May 06, 2013
Lufthansa has resolved its pending leadership crisis following a tumultuous day, after its former CEO Wolfgang Mayrhuber late May 6 reversed his decision not to run for the chairman’s position.
Mayrhuber earlier in the day said he was no longer available for the chairman’s position at Europe’s largest airline. Lufthansa had published Mayrhuber’s decision in a regulatory filing, saying it would come up with a new proposal later in the day. That proposal, however, reconfirmed his nomination.
His original decision was based on an Institutional Shareholder Services report published late last week saying that Mayrhuber’s cooling-off period following his departure as CEO was not long enough, and that he held too many other board positions to be able to focus on Lufthansa.
The airline’s management also was concerned that he would not receive enough votes from shareholders at the airline’s annual general assembly, which will take place in Cologne May 7.
Mayrhuber was Lufthansa’s CEO from 2003 to 2010, and he has faced criticism from investors and senior management for the acquisition of Austrian Airlines and a large stake in Brussels Airlines, two troubled carriers still implementing restructuring plans. His critics also claim he did not do enough to counter competition from low-cost carriers.
His successor as CEO, Christoph Franz, has made it a priority to turn around Lufthansa’s loss-making European network, assign part of the short-haul services to the company’s low-cost unit Germanwings and limit losses at affiliate airlines.

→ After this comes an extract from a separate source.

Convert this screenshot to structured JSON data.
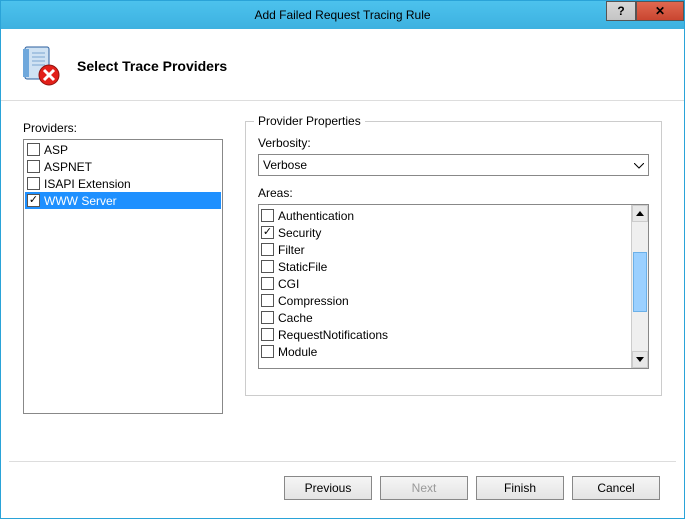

Lufthansa’s outgoing Chairman Juergen Weber used much of May 6 to garner support for Mayrhuber and by late afternoon sufficient votes had been collected, and the board of directors urged Mayrhuber to change his mind. Former CFO Karl-Ludwig Kley also will be a candidate for the board.
One of the large German investor groups holding Lufthansa shares, Union Investment, announced earlier that it will vote against Mayrhuber and Kley, citing that the strategy changes implemented by Franz make it difficult for Mayrhuber and Kley to provide management continuity.